The research team also discovered that the plants living in this 21-million-year-old landscape were water stressed, meaning they lived through seasonal periods of rain and of aridity. This also indicates that, at least for part of the year, apes had to rely on something other than fruit to survive.

Together, these findings reveal that Morotopithecus lived in open woodlands punctuated by broken canopy forests composed of trees and shrubs.

Therefore, the research team suggests, early apes ate leaves and lived in a seasonal woodland with a broken canopy and open, grassy areas, which drove apes' upright stature, instead of fruit in closed canopy forests.

Ape habitats

Their results are bolstered by a companion paper published in the same issue of the journal examining the paleo grassy woodland habitats. These findings used a set of environmental proxies to reconstruct the vegetation structure from nine fossil ape sites across Africa, including the Moroto site, during the Early Miocene. These proxies revealed that C4 grasses were widespread, and the general context of open seasonal woodland ecosystems were integral in shaping the evolution of different mammalian lineages, including and especially in this research, how different ape lineages evolved.

The two papers grew out of a U.S. National Science Foundation-funded collaboration of international paleontologists, collectively known as the Research on Eastern African Catarrhine and Hominoid Evolution project, or REACHE, each of whom focus on different aspects of early ape paleoenvironments.

“These open environments have been invoked to explain human origins, and it was thought that there was a more open, seasonal environment between 10 and 7 million years ago,” said lead researcher Laura MacLatchy, from the University of Michigan.

“Such an environmental shift is thought to have been selected for terrestrial bipedalism — our ancestors started striding around on the ground because the trees were further apart. Now that we've shown that such environments were present at least 10 million years before bipedalism evolved, we need to really rethink human origins, too,” MacLatchy said. “Putting together the locomotion, the diet and the environment, we basically discovered a new model for ape origins. In anthropology, we care a lot about ape evolution because humans are closely related to apes and features like lower-back stability represent an arboreal adaptation that may have ultimately given rise to bipedal humans."

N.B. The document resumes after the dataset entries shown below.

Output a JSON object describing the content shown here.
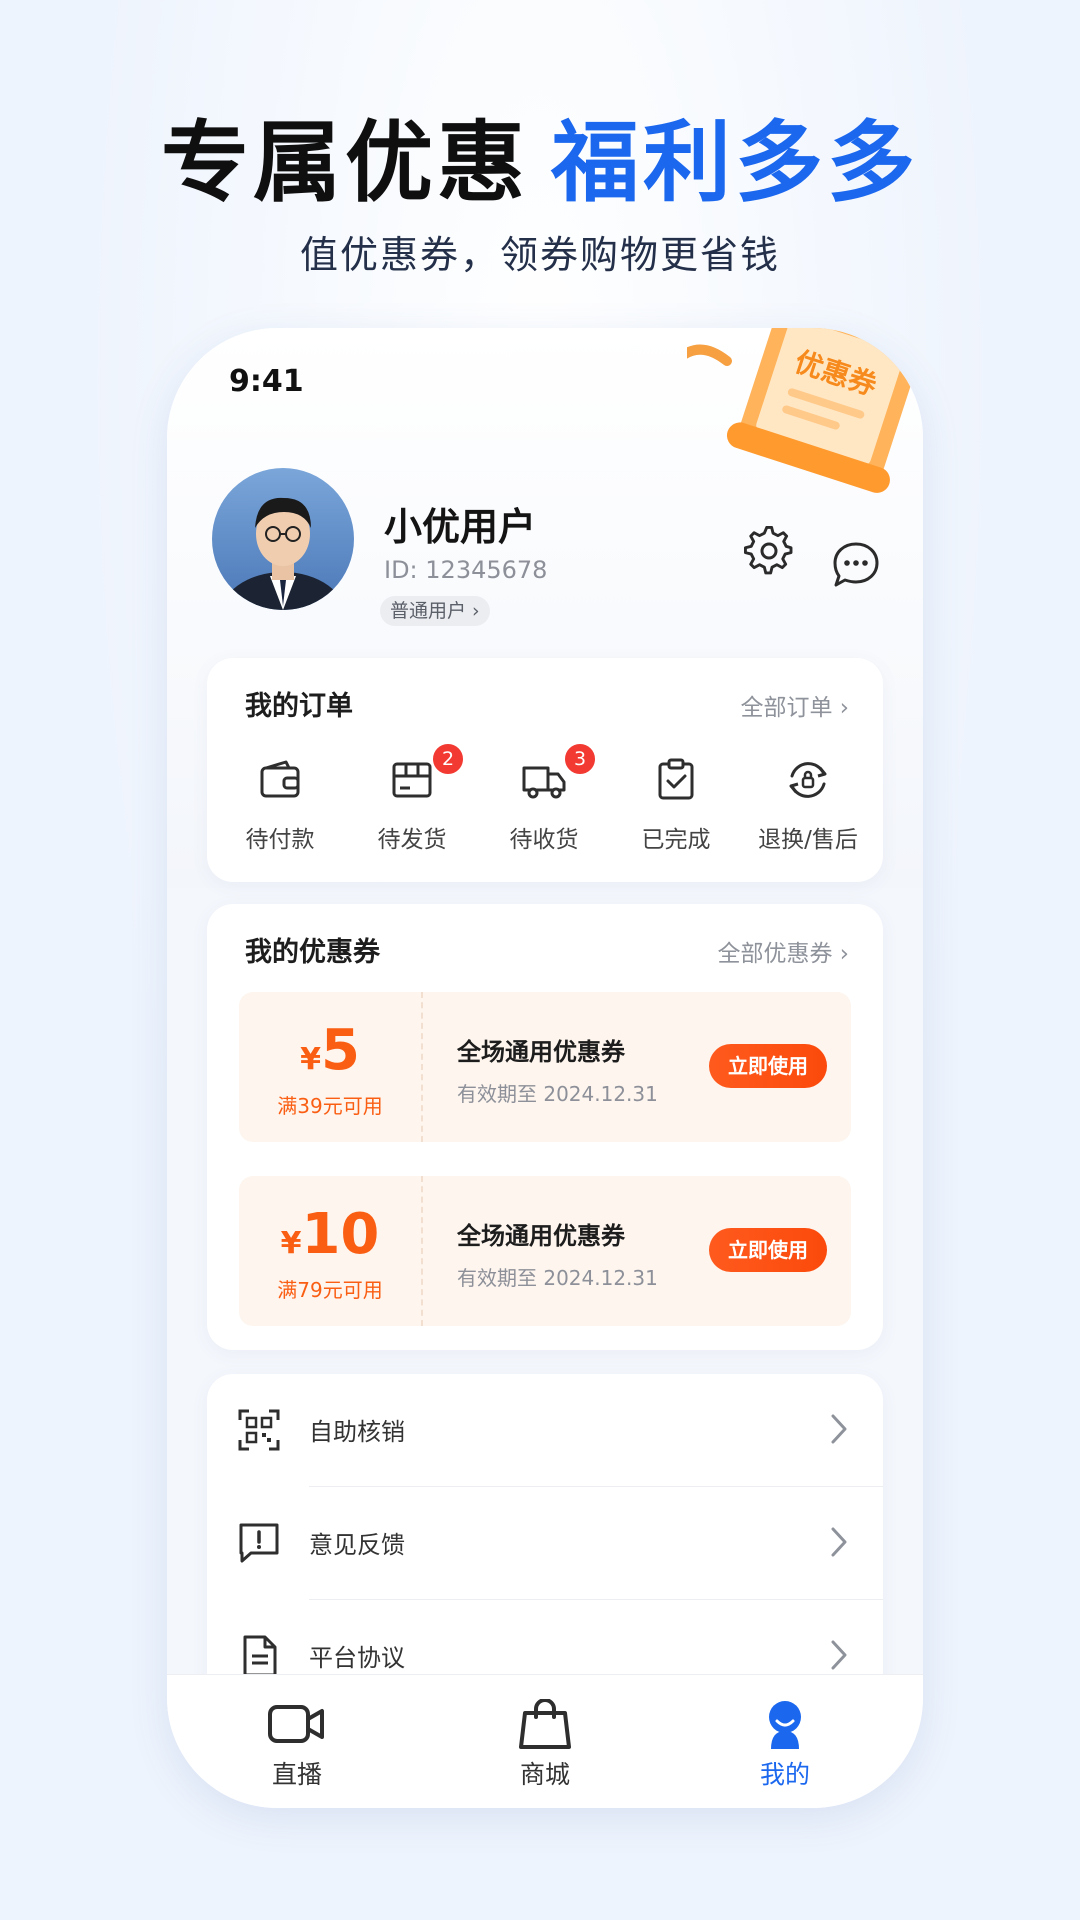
{
  "promo": {
    "headline_dark": "专属优惠",
    "headline_blue": "福利多多",
    "subtitle": "值优惠券，领券购物更省钱"
  },
  "status_bar": {
    "time": "9:41"
  },
  "decoration": {
    "coupon_text": "优惠券"
  },
  "profile": {
    "name": "小优用户",
    "id_text": "ID: 12345678",
    "level": "普通用户 ›"
  },
  "orders": {
    "title": "我的订单",
    "all_link": "全部订单 ›",
    "items": [
      {
        "label": "待付款",
        "icon": "wallet-icon",
        "badge": ""
      },
      {
        "label": "待发货",
        "icon": "package-icon",
        "badge": "2"
      },
      {
        "label": "待收货",
        "icon": "truck-icon",
        "badge": "3"
      },
      {
        "label": "已完成",
        "icon": "clipboard-check-icon",
        "badge": ""
      },
      {
        "label": "退换/售后",
        "icon": "refund-icon",
        "badge": ""
      }
    ]
  },
  "coupons": {
    "title": "我的优惠券",
    "all_link": "全部优惠券 ›",
    "items": [
      {
        "symbol": "¥",
        "amount": "5",
        "condition": "满39元可用",
        "name": "全场通用优惠券",
        "expire": "有效期至  2024.12.31",
        "button": "立即使用"
      },
      {
        "symbol": "¥",
        "amount": "10",
        "condition": "满79元可用",
        "name": "全场通用优惠券",
        "expire": "有效期至  2024.12.31",
        "button": "立即使用"
      }
    ]
  },
  "menu": {
    "items": [
      {
        "label": "自助核销",
        "icon": "qr-scan-icon"
      },
      {
        "label": "意见反馈",
        "icon": "feedback-icon"
      },
      {
        "label": "平台协议",
        "icon": "document-icon"
      }
    ]
  },
  "tabbar": {
    "items": [
      {
        "label": "直播",
        "icon": "video-camera-icon"
      },
      {
        "label": "商城",
        "icon": "shopping-bag-icon"
      },
      {
        "label": "我的",
        "icon": "user-icon"
      }
    ],
    "active_index": 2
  },
  "colors": {
    "accent_blue": "#1b68ef",
    "accent_orange": "#fa5e13",
    "badge_red": "#f23a32"
  }
}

"The findings have transformed what we thought we knew about early apes and the origin for where, when and why they navigate through the trees and on the ground in multiple different ways," said Robin Bernstein, program director for biological anthropology at the National Science Foundation.

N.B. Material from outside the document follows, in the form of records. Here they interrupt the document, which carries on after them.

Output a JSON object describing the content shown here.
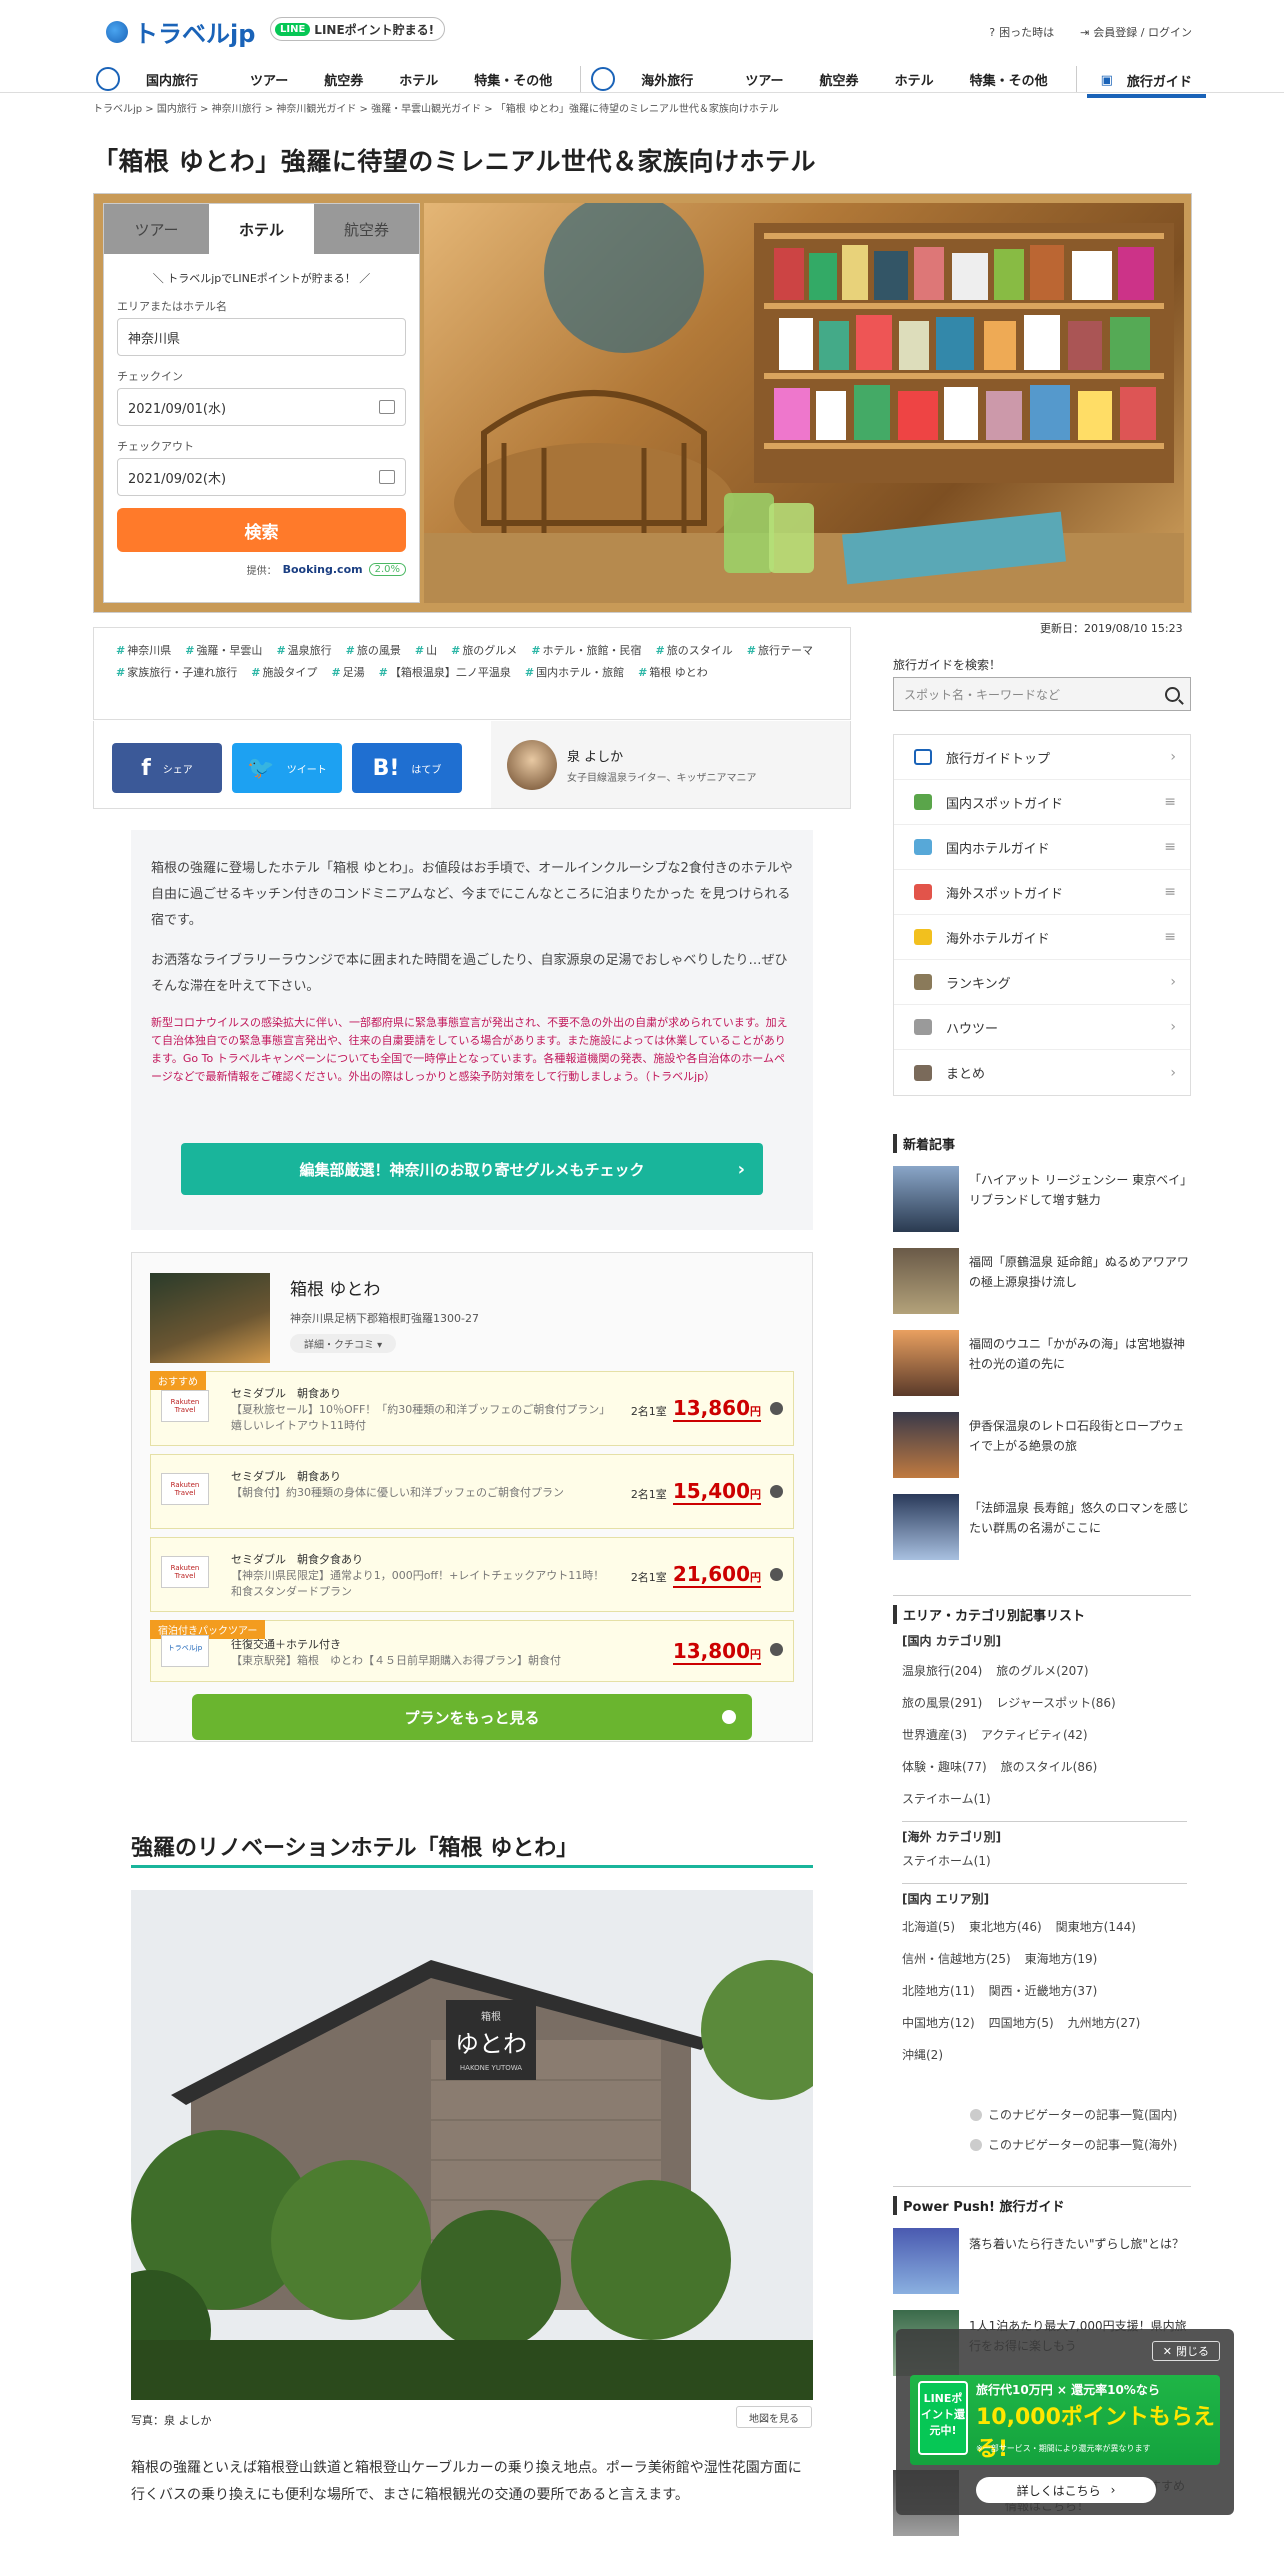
{
  "header": {
    "logo": "トラベルjp",
    "line_badge": "LINEポイント貯まる!",
    "line_icon": "LINE",
    "help": "困った時は",
    "login": "会員登録 / ログイン",
    "nav_domestic": [
      "国内旅行",
      "ツアー",
      "航空券",
      "ホテル",
      "特集・その他"
    ],
    "nav_overseas": [
      "海外旅行",
      "ツアー",
      "航空券",
      "ホテル",
      "特集・その他"
    ],
    "nav_guide": "旅行ガイド"
  },
  "breadcrumb": "トラベルjp  >  国内旅行  >  神奈川旅行  >  神奈川観光ガイド  >  強羅・早雲山観光ガイド  >  「箱根 ゆとわ」強羅に待望のミレニアル世代＆家族向けホテル",
  "title": "「箱根 ゆとわ」強羅に待望のミレニアル世代＆家族向けホテル",
  "search": {
    "tabs": [
      "ツアー",
      "ホテル",
      "航空券"
    ],
    "promo": "＼ トラベルjpでLINEポイントが貯まる！ ／",
    "area_label": "エリアまたはホテル名",
    "area_value": "神奈川県",
    "checkin_label": "チェックイン",
    "checkin_value": "2021/09/01(水)",
    "checkout_label": "チェックアウト",
    "checkout_value": "2021/09/02(木)",
    "button": "検索",
    "provided": "提供：",
    "provider": "Booking.com",
    "rate": "2.0%"
  },
  "updated": "更新日：2019/08/10 15:23",
  "tags": [
    "神奈川県",
    "強羅・早雲山",
    "温泉旅行",
    "旅の風景",
    "山",
    "旅のグルメ",
    "ホテル・旅館・民宿",
    "旅のスタイル",
    "旅行テーマ",
    "家族旅行・子連れ旅行",
    "施設タイプ",
    "足湯",
    "【箱根温泉】二ノ平温泉",
    "国内ホテル・旅館",
    "箱根 ゆとわ"
  ],
  "share": {
    "facebook": "シェア",
    "twitter": "ツイート",
    "hatena": "はてブ"
  },
  "author": {
    "name": "泉 よしか",
    "desc": "女子目線温泉ライター、キッザニアマニア"
  },
  "intro": {
    "p1": "箱根の強羅に登場したホテル「箱根 ゆとわ」。お値段はお手頃で、オールインクルーシブな2食付きのホテルや自由に過ごせるキッチン付きのコンドミニアムなど、今までにこんなところに泊まりたかった を見つけられる宿です。",
    "p2": "お洒落なライブラリーラウンジで本に囲まれた時間を過ごしたり、自家源泉の足湯でおしゃべりしたり…ぜひそんな滞在を叶えて下さい。",
    "notice": "新型コロナウイルスの感染拡大に伴い、一部都府県に緊急事態宣言が発出され、不要不急の外出の自粛が求められています。加えて自治体独自での緊急事態宣言発出や、往来の自粛要請をしている場合があります。また施設によっては休業していることがあります。Go To トラベルキャンペーンについても全国で一時停止となっています。各種報道機関の発表、施設や各自治体のホームページなどで最新情報をご確認ください。外出の際はしっかりと感染予防対策をして行動しましょう。（トラベルjp）",
    "button": "編集部厳選！神奈川のお取り寄せグルメもチェック"
  },
  "hotel": {
    "name": "箱根 ゆとわ",
    "address": "神奈川県足柄下郡箱根町強羅1300-27",
    "detail": "詳細・クチコミ ▾",
    "plans": [
      {
        "ribbon": "おすすめ",
        "provider": "Rakuten Travel",
        "name": "セミダブル　朝食あり",
        "desc": "【夏秋旅セール】10％OFF！「約30種類の和洋ブッフェのご朝食付プラン」嬉しいレイトアウト11時付",
        "guests": "2名1室",
        "price": "13,860",
        "unit": "円"
      },
      {
        "ribbon": "",
        "provider": "Rakuten Travel",
        "name": "セミダブル　朝食あり",
        "desc": "【朝食付】約30種類の身体に優しい和洋ブッフェのご朝食付プラン",
        "guests": "2名1室",
        "price": "15,400",
        "unit": "円"
      },
      {
        "ribbon": "",
        "provider": "Rakuten Travel",
        "name": "セミダブル　朝食夕食あり",
        "desc": "【神奈川県民限定】通常より1，000円off！+レイトチェックアウト11時！和食スタンダードプラン",
        "guests": "2名1室",
        "price": "21,600",
        "unit": "円"
      },
      {
        "ribbon": "宿泊付きパックツアー",
        "provider": "トラベルjp",
        "name": "往復交通＋ホテル付き",
        "desc": "【東京駅発】箱根　ゆとわ【４５日前早期購入お得プラン】朝食付",
        "guests": "",
        "price": "13,800",
        "unit": "円"
      }
    ],
    "more": "プランをもっと見る"
  },
  "section": {
    "heading": "強羅のリノベーションホテル「箱根 ゆとわ」",
    "sign_small": "箱根",
    "sign_big": "ゆとわ",
    "sign_en": "HAKONE YUTOWA",
    "caption": "写真：泉 よしか",
    "map": "地図を見る",
    "body": "箱根の強羅といえば箱根登山鉄道と箱根登山ケーブルカーの乗り換え地点。ポーラ美術館や湿性花園方面に行くバスの乗り換えにも便利な場所で、まさに箱根観光の交通の要所であると言えます。"
  },
  "sidebar": {
    "search_title": "旅行ガイドを検索！",
    "search_placeholder": "スポット名・キーワードなど",
    "menu": [
      "旅行ガイドトップ",
      "国内スポットガイド",
      "国内ホテルガイド",
      "海外スポットガイド",
      "海外ホテルガイド",
      "ランキング",
      "ハウツー",
      "まとめ"
    ],
    "news_title": "新着記事",
    "news": [
      "「ハイアット リージェンシー 東京ベイ」リブランドして増す魅力",
      "福岡「原鶴温泉 延命館」ぬるめアワアワの極上源泉掛け流し",
      "福岡のウユニ「かがみの海」は宮地嶽神社の光の道の先に",
      "伊香保温泉のレトロ石段街とロープウェイで上がる絶景の旅",
      "「法師温泉 長寿館」悠久のロマンを感じたい群馬の名湯がここに"
    ],
    "cat_title": "エリア・カテゴリ別記事リスト",
    "cat_dom_head": "[国内 カテゴリ別]",
    "cat_dom": [
      [
        "温泉旅行(204)",
        "旅のグルメ(207)"
      ],
      [
        "旅の風景(291)",
        "レジャースポット(86)"
      ],
      [
        "世界遺産(3)",
        "アクティビティ(42)"
      ],
      [
        "体験・趣味(77)",
        "旅のスタイル(86)"
      ],
      [
        "ステイホーム(1)"
      ]
    ],
    "cat_ovs_head": "[海外 カテゴリ別]",
    "cat_ovs": [
      [
        "ステイホーム(1)"
      ]
    ],
    "cat_area_head": "[国内 エリア別]",
    "cat_area": [
      [
        "北海道(5)",
        "東北地方(46)",
        "関東地方(144)"
      ],
      [
        "信州・信越地方(25)",
        "東海地方(19)"
      ],
      [
        "北陸地方(11)",
        "関西・近畿地方(37)"
      ],
      [
        "中国地方(12)",
        "四国地方(5)",
        "九州地方(27)"
      ],
      [
        "沖縄(2)"
      ]
    ],
    "nav_dom": "このナビゲーターの記事一覧(国内)",
    "nav_ovs": "このナビゲーターの記事一覧(海外)",
    "pp_title": "Power Push! 旅行ガイド",
    "pp": [
      "落ち着いたら行きたい\"ずらし旅\"とは？",
      "1人1泊あたり最大7,000円支援！県内旅行をお得に楽しもう",
      "ホテルに泊まるなら今！おすすめ情報はこちら！"
    ]
  },
  "floating": {
    "close": "閉じる",
    "line": "LINEポイント還元中!",
    "headline": "旅行代10万円 × 還元率10%なら",
    "amount": "10,000ポイントもらえる!",
    "note": "※一部サービス・期間により還元率が異なります",
    "more": "詳しくはこちら"
  }
}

Research article: The evolution of hominoid locomotor versatility: Evidence from Moroto, a 21 Ma site in Uganda, Laura M. MacLatchy et al, Science. Companion article: Oldest evidence of abundant C4 grasses and habitat heterogeneity in eastern Africa, Laura M. MacLatchy et al, Science.

Julie Russ

Assistant director, Institute of Human Origins